But as you all know, the world is not quite that simple. In 2014, the whole company (including the rent to own furniture business) made just $19.75 million after taxes, interest, and other expenses. There’s nothing wrong with 5% net margins, I know I sure have invested in companies with worse. But it’s hardly the cash cow many people envision.

Why? Because there are expenses, obviously, but the big hit to earnings comes from all the write-offs. Write-offs have averaged more than 15% over the last six years. Compare that to a bank, which is writing off between 0.1 and 0.2% of their mortgages. Credit cards are higher, but still. That’s a lot of write-offs.

Don’t fight the Easyfinancials of the world

According to Easyhome, the Canadian credit market breaks down something like this:

  • Prime consumer credit: $450 billion
  • Below prime consumer credit: $65 billion
  • Payday loans: $1 billion

The Canadian banks essentially control the prime market. If the average person reading this needs some money, they’ll go to a bank or bank equivalent. Most of the time, the bank is happy to deal with them.

But what about the person who can’t qualify at the bank?

According to the average personal finance blogger and concerned-type person, they’ve got the following options:
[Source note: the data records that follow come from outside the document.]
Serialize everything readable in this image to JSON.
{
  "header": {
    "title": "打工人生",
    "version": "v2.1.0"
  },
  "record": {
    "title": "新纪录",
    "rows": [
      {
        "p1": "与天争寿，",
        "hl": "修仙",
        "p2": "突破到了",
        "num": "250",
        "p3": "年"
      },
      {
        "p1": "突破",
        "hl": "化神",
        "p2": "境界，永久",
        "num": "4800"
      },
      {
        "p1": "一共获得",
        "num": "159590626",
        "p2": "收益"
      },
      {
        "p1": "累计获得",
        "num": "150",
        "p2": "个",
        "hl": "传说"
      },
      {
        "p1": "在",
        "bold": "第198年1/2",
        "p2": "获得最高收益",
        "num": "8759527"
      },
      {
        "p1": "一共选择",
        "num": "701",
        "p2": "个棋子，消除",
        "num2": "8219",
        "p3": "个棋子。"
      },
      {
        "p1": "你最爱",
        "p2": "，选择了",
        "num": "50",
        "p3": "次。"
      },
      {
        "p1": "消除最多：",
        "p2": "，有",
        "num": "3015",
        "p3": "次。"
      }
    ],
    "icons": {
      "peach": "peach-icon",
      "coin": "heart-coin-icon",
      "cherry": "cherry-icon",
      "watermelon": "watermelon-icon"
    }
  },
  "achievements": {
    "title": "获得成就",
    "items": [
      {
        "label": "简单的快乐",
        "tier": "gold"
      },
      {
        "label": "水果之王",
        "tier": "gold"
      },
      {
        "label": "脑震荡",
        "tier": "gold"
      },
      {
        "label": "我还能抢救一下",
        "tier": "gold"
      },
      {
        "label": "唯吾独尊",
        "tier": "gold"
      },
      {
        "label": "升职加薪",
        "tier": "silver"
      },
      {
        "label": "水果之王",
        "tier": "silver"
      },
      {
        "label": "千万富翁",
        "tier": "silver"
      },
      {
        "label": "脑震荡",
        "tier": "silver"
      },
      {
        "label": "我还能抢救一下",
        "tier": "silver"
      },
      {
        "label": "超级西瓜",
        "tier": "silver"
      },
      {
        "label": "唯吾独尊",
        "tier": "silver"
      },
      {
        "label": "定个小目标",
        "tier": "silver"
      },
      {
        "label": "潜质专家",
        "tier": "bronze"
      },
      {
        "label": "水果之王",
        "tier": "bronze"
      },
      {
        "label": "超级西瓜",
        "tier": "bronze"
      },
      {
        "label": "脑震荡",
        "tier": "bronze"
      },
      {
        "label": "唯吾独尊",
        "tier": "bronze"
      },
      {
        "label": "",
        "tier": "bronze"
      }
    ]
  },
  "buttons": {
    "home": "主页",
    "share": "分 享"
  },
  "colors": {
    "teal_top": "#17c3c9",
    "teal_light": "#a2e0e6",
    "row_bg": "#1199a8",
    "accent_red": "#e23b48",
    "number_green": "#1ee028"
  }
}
  • Improve your credit and go back to the bank
  • Do without, nobody needs credit
  • Have an emergency fund!
  • Force the banks to lend to everyone

You can see how these aren’t viable options for somebody who needs the cash now.

Now don’t get me wrong. I’m still a believer that most of the time, somebody running out of money is their own fault. We all know guys who make a decent amount of money but still struggle to make ends meet on account of their own stupidity. And a lot of the loans issued by somebody like Easyfinancial are for things people don’t really need.

But we’re all hopelessly naive if we think there isn’t a need for these types of loans. We can’t just will people into being good with their money, no matter how hard we try. There will always be a subsection of the population that refuses to get better. There will also be a subsection that falls onto hard times.

To anyone who really thinks Easyfinancial and their peers are ripping people off, I propose a challenge. Open a business that lends people money at 6%, while helping them get back on their feet financially. Make them attend a monthly budgeting meeting, and help them along with the whole process.

If you do, I’m willing to bet your store will be empty, while 14 different kinds of dirtbags steadily stream into the Easyfinancial office. These borrowers don’t care about improving. Then just want the money, dammit.

Understand that, and you understand the need to those kinds of lenders. It’s that simple. They’re like cockroaches, they will always exist.

Tell everyone, yo!